House aides involved with different bills hold mixed opinions on whether a broad package is likely this year. A House Democratic leadership aide said a few different ideas are currently being vetted.
One House Democratic aide sees an opening for the Rose fentanyl bill to ride along with a drug pricing package or with other bills related to addiction, while a House Republican aide placed a greater emphasis on revisiting individual House-passed bills that didn’t make it into law in 2018.
A Senate Republican aide said there’s less of a focus on opioids now compared to legislation to lower prescription drug costs, but added Republicans are leaving the door open to adding opioids legislation to a broader bill.
There’s also a possibility that a larger opioid bill could come together in time for the next election in 2020, two years after President Donald Trump signed the 2018 election year opioid law.
Five months before the 2016 elections, President Barack Obama signed another big anti-addiction law known as the Comprehensive Addiction and Recovery Act.
Both parties have benefited from messaging during campaigns on fighting the epidemic, but with a presidential election in the cards, action could also come sooner.
Lawmakers are also looking at ways to beef up spending for existing programs to combat addiction.
Both the White House budget and the House 2020 fiscal budget increase opioid funding. But many lawmakers want more.
White House counselor Kellyanne Conway emphasized Trump’s commitment to pursuing federal action on combating opioids at a Tuesday event.
“A couple of the best things the federal government does and can continue to do is obviously the resource piece — making sure that the resources are there and making sure it’s enough,” said Conway. “We also want to encourage people to tell us what works. The resources are important but there are so many things that we can do for free, which is the education piece, the prevention piece, the access to treatment.”

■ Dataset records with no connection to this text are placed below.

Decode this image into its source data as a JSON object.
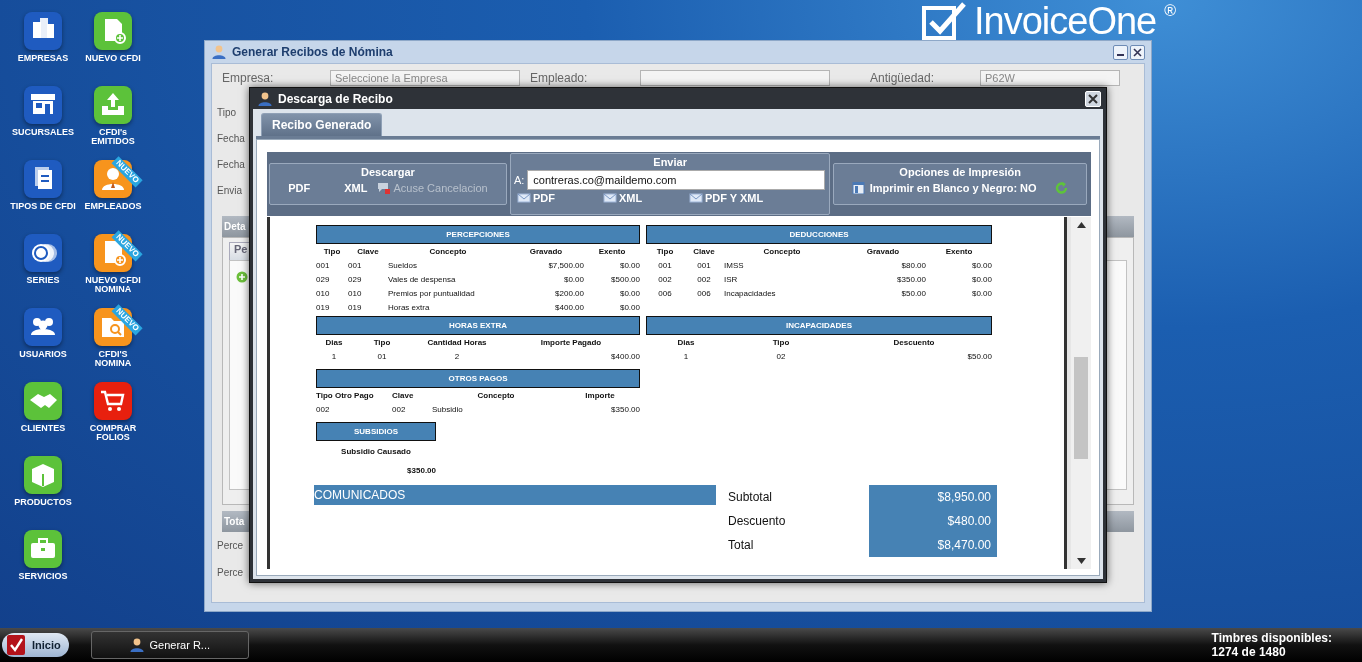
{
  "logo": {
    "name": "InvoiceOne",
    "mark": "®"
  },
  "desktop_icons": {
    "column_1": [
      {
        "label": "EMPRESAS",
        "color": "#1f5bc0"
      },
      {
        "label": "SUCURSALES",
        "color": "#1f5bc0"
      },
      {
        "label": "TIPOS DE CFDI",
        "color": "#1f5bc0"
      },
      {
        "label": "SERIES",
        "color": "#1f5bc0"
      },
      {
        "label": "USUARIOS",
        "color": "#1f5bc0"
      },
      {
        "label": "CLIENTES",
        "color": "#5cc23a"
      },
      {
        "label": "PRODUCTOS",
        "color": "#5cc23a"
      },
      {
        "label": "SERVICIOS",
        "color": "#5cc23a"
      }
    ],
    "column_2": [
      {
        "label": "NUEVO CFDI",
        "color": "#5cc23a"
      },
      {
        "label": "CFDI's\nEMITIDOS",
        "color": "#5cc23a"
      },
      {
        "label": "EMPLEADOS",
        "color": "#f7941d",
        "badge": "NUEVO"
      },
      {
        "label": "NUEVO CFDI\nNOMINA",
        "color": "#f7941d",
        "badge": "NUEVO"
      },
      {
        "label": "CFDI'S\nNOMINA",
        "color": "#f7941d",
        "badge": "NUEVO"
      },
      {
        "label": "COMPRAR\nFOLIOS",
        "color": "#e8200e"
      }
    ]
  },
  "background_window": {
    "title": "Generar Recibos de Nómina",
    "top_fields": [
      {
        "label": "Empresa:",
        "value": "Seleccione la Empresa"
      },
      {
        "label": "Empleado:"
      },
      {
        "label": "Antigüedad:",
        "value": "P62W"
      }
    ],
    "form_labels": [
      "Tipo",
      "Fecha",
      "Fecha",
      "Envia"
    ],
    "detail_panel": {
      "title": "Deta",
      "tab": "Pe"
    },
    "totals_panel": {
      "title": "Tota",
      "labels": [
        "Perce",
        "Perce"
      ]
    }
  },
  "dialog": {
    "title": "Descarga de Recibo",
    "tabs": [
      {
        "label": "Recibo Generado",
        "selected": true
      }
    ],
    "download": {
      "title": "Descargar",
      "links": [
        "PDF",
        "XML"
      ],
      "cancel_receipt": {
        "label": "Acuse Cancelacion",
        "disabled": true
      }
    },
    "send": {
      "title": "Enviar",
      "to_label": "A:",
      "email": "contreras.co@maildemo.com",
      "buttons": [
        "PDF",
        "XML",
        "PDF Y XML"
      ]
    },
    "print_options": {
      "title": "Opciones de Impresión",
      "option": "Imprimir en Blanco y Negro: NO"
    },
    "receipt": {
      "earnings": {
        "title": "PERCEPCIONES",
        "columns": [
          "Tipo",
          "Clave",
          "Concepto",
          "Gravado",
          "Exento"
        ],
        "rows": [
          [
            "001",
            "001",
            "Sueldos",
            "$7,500.00",
            "$0.00"
          ],
          [
            "029",
            "029",
            "Vales de despensa",
            "$0.00",
            "$500.00"
          ],
          [
            "010",
            "010",
            "Premios por puntualidad",
            "$200.00",
            "$0.00"
          ],
          [
            "019",
            "019",
            "Horas extra",
            "$400.00",
            "$0.00"
          ]
        ]
      },
      "deductions": {
        "title": "DEDUCCIONES",
        "columns": [
          "Tipo",
          "Clave",
          "Concepto",
          "Gravado",
          "Exento"
        ],
        "rows": [
          [
            "001",
            "001",
            "IMSS",
            "$80.00",
            "$0.00"
          ],
          [
            "002",
            "002",
            "ISR",
            "$350.00",
            "$0.00"
          ],
          [
            "006",
            "006",
            "Incapacidades",
            "$50.00",
            "$0.00"
          ]
        ]
      },
      "overtime": {
        "title": "HORAS EXTRA",
        "columns": [
          "Dias",
          "Tipo",
          "Cantidad Horas",
          "Importe Pagado"
        ],
        "rows": [
          [
            "1",
            "01",
            "2",
            "$400.00"
          ]
        ]
      },
      "disabilities": {
        "title": "INCAPACIDADES",
        "columns": [
          "Dias",
          "Tipo",
          "Descuento"
        ],
        "rows": [
          [
            "1",
            "02",
            "$50.00"
          ]
        ]
      },
      "other_payments": {
        "title": "OTROS PAGOS",
        "columns": [
          "Tipo Otro Pago",
          "Clave",
          "Concepto",
          "Importe"
        ],
        "rows": [
          [
            "002",
            "002",
            "Subsidio",
            "$350.00"
          ]
        ]
      },
      "subsidies": {
        "title": "SUBSIDIOS",
        "columns": [
          "Subsidio Causado"
        ],
        "rows": [
          [
            "$350.00"
          ]
        ]
      },
      "notices": {
        "title": "COMUNICADOS"
      },
      "totals": [
        {
          "label": "Subtotal",
          "value": "$8,950.00"
        },
        {
          "label": "Descuento",
          "value": "$480.00"
        },
        {
          "label": "Total",
          "value": "$8,470.00"
        }
      ]
    }
  },
  "taskbar": {
    "start": "Inicio",
    "windows": [
      "Generar R..."
    ],
    "stamps_label": "Timbres disponibles:",
    "stamps_value": "1274 de 1480"
  }
}
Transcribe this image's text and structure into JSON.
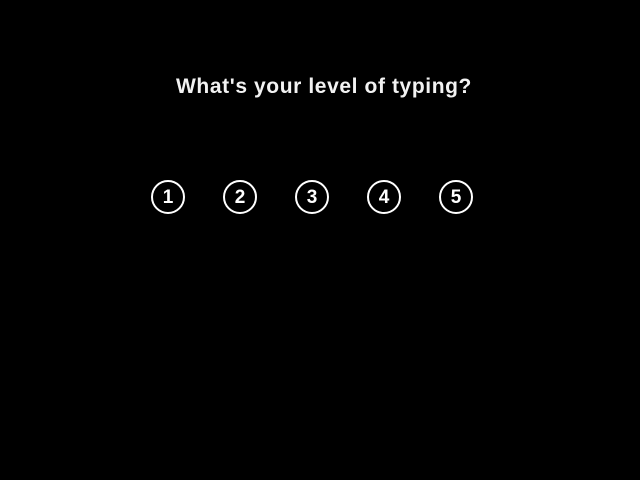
{
  "survey": {
    "question": "What's your level of typing?",
    "options": [
      {
        "label": "1"
      },
      {
        "label": "2"
      },
      {
        "label": "3"
      },
      {
        "label": "4"
      },
      {
        "label": "5"
      }
    ]
  },
  "colors": {
    "background": "#000000",
    "text": "#ffffff"
  }
}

Rep. Ann McLane Kuster, D-N.H., co-chairwoman of the Bipartisan Heroin and Opioids Task Force, plans to reintroduce her bill in the next two weeks to authorize $25 billion over five years to different government agencies including the National Institutes of Health and the Substance Abuse and Mental Health Services Administration.
“Congress has an important role to play in supporting the efforts of those on the frontlines combating the opioid epidemic,” said Kuster, emphasizing programs that expand treatment and recovery. “We need a two-pronged approach that includes increasing resources available to state and local efforts while also making legislative changes that empower stakeholders to better tackle the opioid crisis.”
The two lawmakers on Wednesday reintroduced a revised version of their bill authorizing $100 billion in federal funding over 10 years to address the crisis, which would be administered through local grants and also used to fund research and expand access to naloxone.
This version makes a few substantive tweaks including creating a grant program that would help workers find employment while seeking substance use disorder treatment, expands access to evidence-based treatment, and emphasizes the prevalence of cooccurring mental health disorders.
It would also build off a provision in last year’s opioid law to fund expanding the ability of treatment providers to participate in Medicaid.
The bill has the support of over 200 national and local organizations including the American Medical Association.
Last week, the 55-member Freshmen Working Group on Addiction introduced its first bill, which would authorize an additional $1 billion per year for five years to fund state opioid response grants and tribal opioid response grants.
The fiscal 2020 House Labor-HHS-Education appropriations bill scheduled to be marked up Wednesday would provide $1.5 billion for state opioid response grants.